By Gene and Katie Hamilton
If you have a cold bathroom, you'll appreciate the luxury of stepping out of the shower or bathtub and wrapping yourself in a warm towel. If that's luxury you've only dreamed of, an electric towel warmer is an addition to your bathroom you won't regret.
A towel warmer does double duty in a cold space because while it's heating the towels it's also taking the chill out of a drafty room. Years ago, the only towel warmers were hydronic ones plumbed into a hot water heating system and were found primarily in expensive hotels and upscale homes. Today, towel warmers, which operate on standard 120-volt electrical service, are becoming more mainstream and designed for anyone's bathroom. They complement any décor and come in a variety of high quality finishes, including brass, nickel, chrome and pewter.
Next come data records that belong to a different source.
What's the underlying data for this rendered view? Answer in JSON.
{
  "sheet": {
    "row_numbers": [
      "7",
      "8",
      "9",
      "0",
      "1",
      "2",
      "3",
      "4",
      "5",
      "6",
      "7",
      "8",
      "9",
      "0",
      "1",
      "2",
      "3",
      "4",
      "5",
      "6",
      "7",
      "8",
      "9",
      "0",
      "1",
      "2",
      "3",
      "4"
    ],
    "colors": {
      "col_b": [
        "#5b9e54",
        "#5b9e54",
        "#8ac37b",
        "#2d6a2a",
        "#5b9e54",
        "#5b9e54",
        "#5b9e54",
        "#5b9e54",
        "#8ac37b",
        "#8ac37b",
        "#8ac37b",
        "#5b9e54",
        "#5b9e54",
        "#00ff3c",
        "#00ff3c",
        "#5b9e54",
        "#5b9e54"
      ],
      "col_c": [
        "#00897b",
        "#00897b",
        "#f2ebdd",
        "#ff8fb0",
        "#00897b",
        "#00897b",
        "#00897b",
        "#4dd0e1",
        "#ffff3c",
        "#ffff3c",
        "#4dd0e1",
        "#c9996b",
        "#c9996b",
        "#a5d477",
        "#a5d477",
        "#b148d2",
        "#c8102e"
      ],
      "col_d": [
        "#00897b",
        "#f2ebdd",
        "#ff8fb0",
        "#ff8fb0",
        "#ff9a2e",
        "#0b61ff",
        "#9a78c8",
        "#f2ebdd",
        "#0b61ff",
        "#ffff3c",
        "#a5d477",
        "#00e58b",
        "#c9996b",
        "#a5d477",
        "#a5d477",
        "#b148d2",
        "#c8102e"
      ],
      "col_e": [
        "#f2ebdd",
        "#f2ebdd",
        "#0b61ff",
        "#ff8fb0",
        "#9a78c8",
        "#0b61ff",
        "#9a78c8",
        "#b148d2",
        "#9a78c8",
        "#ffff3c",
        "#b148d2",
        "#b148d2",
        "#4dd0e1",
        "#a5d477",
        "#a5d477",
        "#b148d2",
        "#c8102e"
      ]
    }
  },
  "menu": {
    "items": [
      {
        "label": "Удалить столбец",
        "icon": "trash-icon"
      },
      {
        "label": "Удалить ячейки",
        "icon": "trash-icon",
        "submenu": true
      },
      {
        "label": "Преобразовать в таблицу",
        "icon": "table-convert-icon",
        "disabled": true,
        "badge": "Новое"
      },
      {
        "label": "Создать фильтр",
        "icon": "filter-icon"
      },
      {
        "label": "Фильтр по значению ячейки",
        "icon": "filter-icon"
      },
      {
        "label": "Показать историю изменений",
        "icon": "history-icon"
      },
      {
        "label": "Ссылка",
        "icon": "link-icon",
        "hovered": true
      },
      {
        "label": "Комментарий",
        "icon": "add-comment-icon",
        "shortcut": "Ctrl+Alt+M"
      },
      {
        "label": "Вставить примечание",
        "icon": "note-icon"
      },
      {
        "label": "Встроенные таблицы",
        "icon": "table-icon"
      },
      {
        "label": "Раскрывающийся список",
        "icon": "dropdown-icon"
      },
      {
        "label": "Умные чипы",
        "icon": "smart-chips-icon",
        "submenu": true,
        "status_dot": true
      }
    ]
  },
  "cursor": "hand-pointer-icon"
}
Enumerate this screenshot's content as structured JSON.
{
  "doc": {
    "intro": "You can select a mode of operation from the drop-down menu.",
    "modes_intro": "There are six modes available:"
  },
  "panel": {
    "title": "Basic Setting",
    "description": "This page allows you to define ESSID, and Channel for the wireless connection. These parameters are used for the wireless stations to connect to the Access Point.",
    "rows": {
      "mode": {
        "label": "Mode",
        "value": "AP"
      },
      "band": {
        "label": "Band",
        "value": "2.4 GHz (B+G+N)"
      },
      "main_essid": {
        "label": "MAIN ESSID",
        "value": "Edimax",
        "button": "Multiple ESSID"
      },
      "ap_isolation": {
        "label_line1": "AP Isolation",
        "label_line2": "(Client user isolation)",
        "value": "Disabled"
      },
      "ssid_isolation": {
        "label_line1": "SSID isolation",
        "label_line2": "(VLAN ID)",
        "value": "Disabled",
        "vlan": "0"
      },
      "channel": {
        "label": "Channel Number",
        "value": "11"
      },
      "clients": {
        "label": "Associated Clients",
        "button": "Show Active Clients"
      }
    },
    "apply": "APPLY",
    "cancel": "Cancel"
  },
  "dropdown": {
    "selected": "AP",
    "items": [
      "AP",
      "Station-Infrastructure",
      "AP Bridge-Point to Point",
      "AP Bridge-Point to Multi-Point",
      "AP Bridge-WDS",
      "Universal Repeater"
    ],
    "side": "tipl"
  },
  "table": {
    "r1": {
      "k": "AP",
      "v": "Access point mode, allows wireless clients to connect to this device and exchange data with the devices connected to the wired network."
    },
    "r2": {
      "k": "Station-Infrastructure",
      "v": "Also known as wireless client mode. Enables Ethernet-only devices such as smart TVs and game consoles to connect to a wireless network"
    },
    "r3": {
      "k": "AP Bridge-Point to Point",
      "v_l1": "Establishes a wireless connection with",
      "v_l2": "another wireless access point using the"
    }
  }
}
An electrician will charge $582 to install an electric towel warmer, including labor and the unit. If you have experience with electrical projects, you can install it yourself, especially if it's a new or remodeled bathroom where the walls are open or exposed. A moderately priced unit costs $360, so doing it yourself would save you 38 percent. To add a towel warmer to an existing bathroom, hire an electrician who has the know-how to install one and tap into the existing power source.
Looking for a Bathroom Contractor to do the job? Click here to get to
and it will open in a new tab and you’ll have to answer some basic questions about your job followed by Bathroom Contractors in your area.
Amba Product is a good resource for more information about Towel Warmers.
The bottom line: compare the price of a contractor’s bid to install a towel warmer with what it costs to do it yourself and make your decision. You adjust the cost to where you live by adding your ZIP Code.
Cost updated 2018